  • The dolphin-watching expedition in Kaikoura. The perfunctory safety checks and two minute training video for those intending to swim with the dolphins did not alert me, but the distinctly weird and unnecessary victory dance performed when we passed a killer whale brought sharply into focus the fact that we were far out at sea in the hands of a gang of escaped lunatics. And anyone who thinks dolphin watching must be a magical experience clearly has no concept of the utter tedium in watching what are basically big fish jump briefly out of the water for hour after hour while a PA system squawks uninteresting facts of nature at you. There are only so many photos of disappearing fins that one can take.
  • The place that was so supremely dull and grey, I can recall almost nothing about it, other than that we drove out to observe a seal colony in the rain at one point: one bunch of dumb animals looking at another rather smarter one that had thick, waterproof coats of blubber to keep them dry and warm.
  • The horse trek with the woman whose father “did some of the horse training for Lord Of The Rings” (I suspect every riding stable in NZ claims this). Despite my evident and confessed inexperience, I was given two minutes instruction, no hat and an animal which was admitted to be “wilful”, and fell off shortly afterwards as it galloped away across the paddock. The subsequent journey with a much calmer, indeed almost stationary mount was no better, as it turned out I am horribly allergic to horses.

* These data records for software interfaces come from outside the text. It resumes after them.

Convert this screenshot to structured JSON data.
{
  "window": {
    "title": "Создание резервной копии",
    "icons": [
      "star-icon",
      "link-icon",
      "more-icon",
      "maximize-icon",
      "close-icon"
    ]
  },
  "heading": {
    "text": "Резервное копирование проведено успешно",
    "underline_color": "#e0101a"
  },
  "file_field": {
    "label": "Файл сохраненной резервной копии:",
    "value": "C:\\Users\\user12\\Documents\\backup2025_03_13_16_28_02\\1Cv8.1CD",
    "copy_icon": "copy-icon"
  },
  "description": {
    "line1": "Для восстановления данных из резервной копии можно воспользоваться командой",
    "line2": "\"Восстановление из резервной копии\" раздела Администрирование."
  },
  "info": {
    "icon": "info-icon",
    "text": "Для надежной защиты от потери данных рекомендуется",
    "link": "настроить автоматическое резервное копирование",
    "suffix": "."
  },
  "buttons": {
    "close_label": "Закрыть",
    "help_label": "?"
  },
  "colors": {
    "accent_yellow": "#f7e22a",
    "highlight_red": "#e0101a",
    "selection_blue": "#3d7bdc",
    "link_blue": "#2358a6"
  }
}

  • The motel owner’s terribly amusing anecdote in Napier. Some story about a friend of a friend who went for a ride with some bloke that owned a microlight in which he liked to perform loops. “Oh yes?” we grinned, assuming that it was going to be a funny story about copious amounts of vomit landing on startled observers (fairly typical for Kiwi humour). “…And he went into a spin and crashed and they were all killed!” he finished. Oh. Ah. Not that kind of funny story then. See, you can never read these people.
  • The hot springs at Hanmer. We came out in our swimming cossies, took one look at the sleet blown across the pools by a howling gale and scurried back to the changing room. Yeah, they might be lovely and warm once you’re in. But am I gonna freeze to death to get over there, knowing I’ll be wet too on the way back? Hellooo, hypothermia?? (This was our most pathetic moment. By this stage, an attitude of Do Not Risk Having A Good Time held firm sway.)
  • The hot springs at Rotorua. We drove right past, mainly because by this stage I was in a desperate hurry to get back to Auckland and ensure we caught our return flight, even though it didn’t leave for two days - ghod forbid we ended up staying a day longer. I’ve heard they’re smelly and crowded with tourists though so no loss.
  • The hot springs at “Craters of the Moon”. Did go here, must be some divine retribution for skipping Rotorua. Smelly, crowded with tourists and extremely boring unless you’re a kettle enthusiast.
  • My Glamorous Research Assistant declaring she wanted to live there permanently. Oh. God. No. (On the plus side: endless Spirulina and Tim Tams. On the minus: New Zealand and four million insouciant Kiwis.)

Oh, there were highlights too, of course - some wonderful and very cheap meals, the odd pleasant interlude amidst the misery and very occasionally the sun coming out - but I’m not going to mention those in case it detracts from how bloody awful the rest of it was, thus tempting me to return one day.